I like to think of the algorithm problem in analogy with music. Let's say that computations are like music, and computer processors are like musicians. Today's algorithms are like compositions for a marching band. When the algorithms are running, the band is in lock-step, each member with a very predefined role in the composition/part in the score. There's a leader, who keeps everybody in time. There's a predefined structure and order of operations. You can use different arrangements of the score to accommodate different sizes of marching bands.

But a marching band is not scalable. One conductor can be seen by only so many musicians. How would you lead a million musicians?

Maybe you could broadcast a picture of the conductor, or something like that, but it's not the same because the conductor can't keep track of all the musicians. Ultimately, you really can't lead a million musicians in lock-step. So you have to rethink your algorithm for creating music.

The musical equivalent of the algorithms that we must develop for the exascale are unfamiliar to the Western ear. If the ultimate goal is to create music, who says we have to do it in a scripted way? What if we provided certain parameters, such as the key and the starting note of the scale, and then let everybody improvise from there, perhaps with some synchronization between neighbors, kind of like a distributed, million-musician Raga?

In fact, the algorithms we have developed function very much in this way. The work is spread amongst all processes in a statistically even way. Due to variations in the machine, the algorithms may not run in precisely the same way every time, but this is controlled for and the answers we compute are still the same. The cost of communicating with millions of other processes is hidden by overlapping communication and computation. If you haven't heard from a process you need to complete the current task, move on to another task and come back to it later. The computations travel to the location where the data is, instead of the data being transported to the computation.

I've heard it said like this: let's say your goal is to reach the moon. There is a series of progressively taller trees that you can climb and get progressively closer to the moon. But there are not any trees tall enough to reach the moon by climbing them. So you have to think of another solution to reach your goal.

It will be interesting to see what application developers do to exploit exascale computing resources. How many of them will keep climbing trees, and how many others will abandon their tree-climbing programs in favor of something else?

* A flop is a floating point operation -- any basic arithmetic operation involving a decimal point, e.g., 1.1+1.1. A petaflop machine is capable of performing one quadrillion floating point operations per second -- a feat that would take everyone in the whole world, working together, doing one flop per second, roughly three days to complete.

** The exascale is the level above the petascale -- on the order of one quintillion flops.
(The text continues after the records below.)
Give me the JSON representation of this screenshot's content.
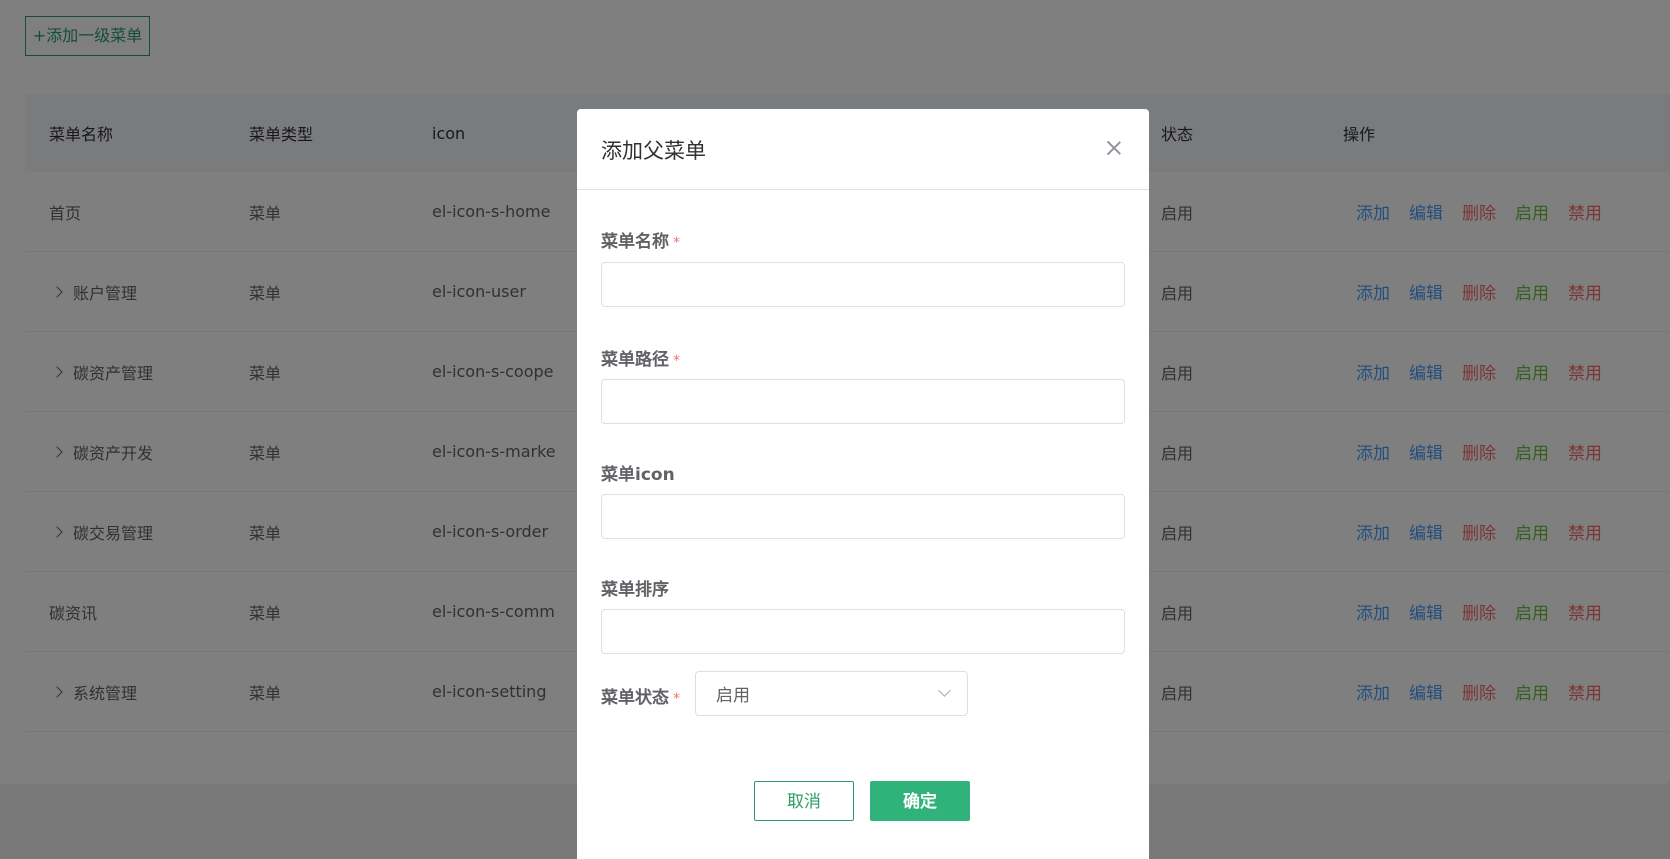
{
  "toolbar": {
    "add_top_label": "+添加一级菜单"
  },
  "table": {
    "headers": {
      "name": "菜单名称",
      "type": "菜单类型",
      "icon": "icon",
      "status": "状态",
      "ops": "操作"
    },
    "rows": [
      {
        "name": "首页",
        "expandable": false,
        "type": "菜单",
        "icon": "el-icon-s-home",
        "status": "启用"
      },
      {
        "name": "账户管理",
        "expandable": true,
        "type": "菜单",
        "icon": "el-icon-user",
        "status": "启用"
      },
      {
        "name": "碳资产管理",
        "expandable": true,
        "type": "菜单",
        "icon": "el-icon-s-coope",
        "status": "启用"
      },
      {
        "name": "碳资产开发",
        "expandable": true,
        "type": "菜单",
        "icon": "el-icon-s-marke",
        "status": "启用"
      },
      {
        "name": "碳交易管理",
        "expandable": true,
        "type": "菜单",
        "icon": "el-icon-s-order",
        "status": "启用"
      },
      {
        "name": "碳资讯",
        "expandable": false,
        "type": "菜单",
        "icon": "el-icon-s-comm",
        "status": "启用"
      },
      {
        "name": "系统管理",
        "expandable": true,
        "type": "菜单",
        "icon": "el-icon-setting",
        "status": "启用"
      }
    ],
    "ops": {
      "add": "添加",
      "edit": "编辑",
      "delete": "删除",
      "enable": "启用",
      "disable": "禁用"
    }
  },
  "dialog": {
    "title": "添加父菜单",
    "fields": {
      "name_label": "菜单名称",
      "name_value": "",
      "path_label": "菜单路径",
      "path_value": "",
      "icon_label": "菜单icon",
      "icon_value": "",
      "order_label": "菜单排序",
      "order_value": "",
      "status_label": "菜单状态",
      "status_value": "启用"
    },
    "required_mark": "*",
    "cancel_label": "取消",
    "confirm_label": "确定"
  },
  "colors": {
    "brand": "#2fb37b",
    "link_blue": "#409eff",
    "danger": "#f56c6c",
    "success": "#67c23a"
  }
}
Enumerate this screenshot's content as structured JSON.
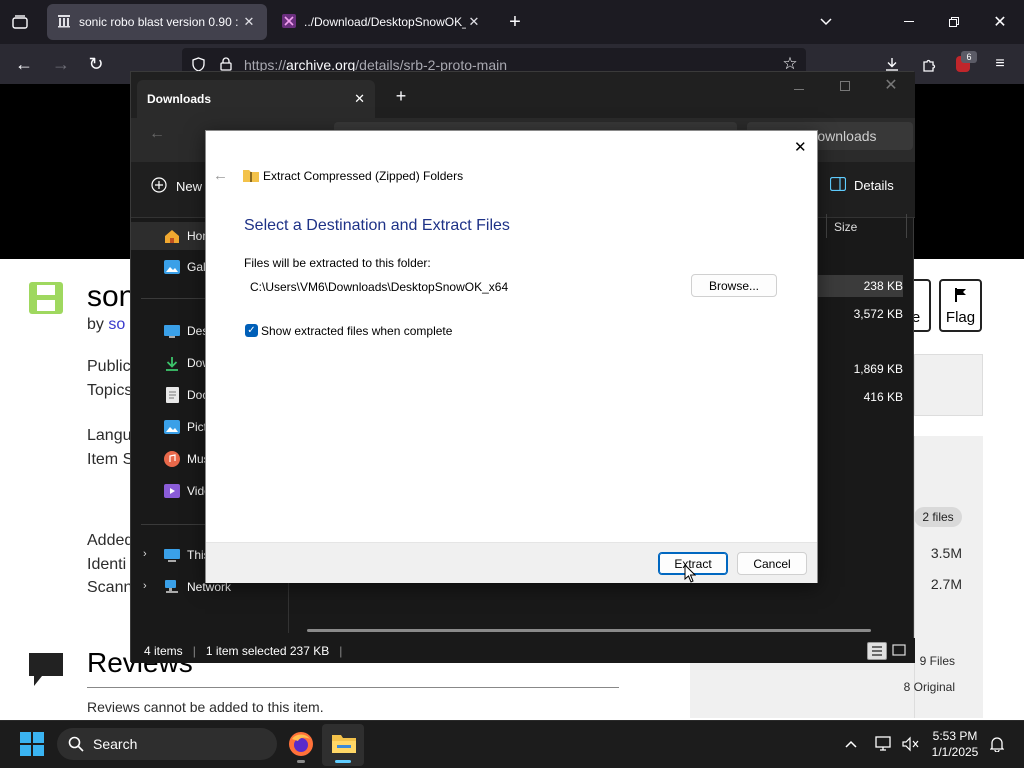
{
  "browser": {
    "tabs": [
      {
        "label": "sonic robo blast version 0.90 : s"
      },
      {
        "label": "../Download/DesktopSnowOK_"
      }
    ],
    "url_prefix": "https://",
    "url_domain": "archive.org",
    "url_path": "/details/srb-2-proto-main",
    "extensions_badge": "6"
  },
  "page": {
    "title_fragment": "son",
    "by_label": "by",
    "by_link": "so",
    "meta_lines": [
      "Public",
      "Topics",
      "Langu",
      "Item S",
      "Added",
      "Identi",
      "Scann"
    ],
    "share_label": "re",
    "flag_label": "Flag",
    "files_badge": "2 files",
    "sizes": [
      "3.5M",
      "2.7M"
    ],
    "files_count": "9 Files",
    "original_count": "8 Original",
    "reviews_heading": "Reviews",
    "reviews_note": "Reviews cannot be added to this item."
  },
  "explorer": {
    "tab_title": "Downloads",
    "search_placeholder": "Search Downloads",
    "new_label": "New",
    "details_label": "Details",
    "size_header": "Size",
    "nav_items": [
      "Hon",
      "Gall",
      "Desk",
      "Dow",
      "Doc",
      "Pict",
      "Mus",
      "Vide",
      "This",
      "Network"
    ],
    "file_sizes": [
      "238 KB",
      "3,572 KB",
      "1,869 KB",
      "416 KB"
    ],
    "status": {
      "items": "4 items",
      "selected": "1 item selected  237 KB"
    }
  },
  "dialog": {
    "window_title": "Extract Compressed (Zipped) Folders",
    "heading": "Select a Destination and Extract Files",
    "folder_label": "Files will be extracted to this folder:",
    "folder_path": "C:\\Users\\VM6\\Downloads\\DesktopSnowOK_x64",
    "browse_label": "Browse...",
    "checkbox_label": "Show extracted files when complete",
    "checkbox_checked": true,
    "extract_label": "Extract",
    "cancel_label": "Cancel"
  },
  "taskbar": {
    "search_label": "Search",
    "time": "5:53 PM",
    "date": "1/1/2025"
  },
  "colors": {
    "accent": "#005fb8",
    "dialog_heading": "#1e3287",
    "explorer_bg": "#191919",
    "browser_bg": "#1c1b22"
  }
}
Exascale machines should come online in 2017 or 2018.


MathGirl said...

Very nice, thought-through article. I am working with databases right now and it feels very strange to still work with SQl that was developed in the 70s which should be really outdated by now and finding modern concepts that treat newer demands and possibilities reasonably become really hard to understand because they don't follow those easy paradigms from the 70s. (Even though some of them try to use FO logic or Description Logic, which would then be some sort of a back-to-basic step)

Rebecca said...

Thanks, MathGirl! Yeah, it's bad when your work is constrained by outdated ways of thinking. It's hard to give up the legacy code and start all over, though.

Aaron Dubrow said...

A great description of parallel programming and the challenges of developing algorithms for millions of processors. I write feature articles for the Texas Advanced Computing Center and am always looking to capture the issues of HPC in plain language. You do a great job of it here.

Rebecca said...

Thanks, Aaron! I'm glad my ramblings make sense :)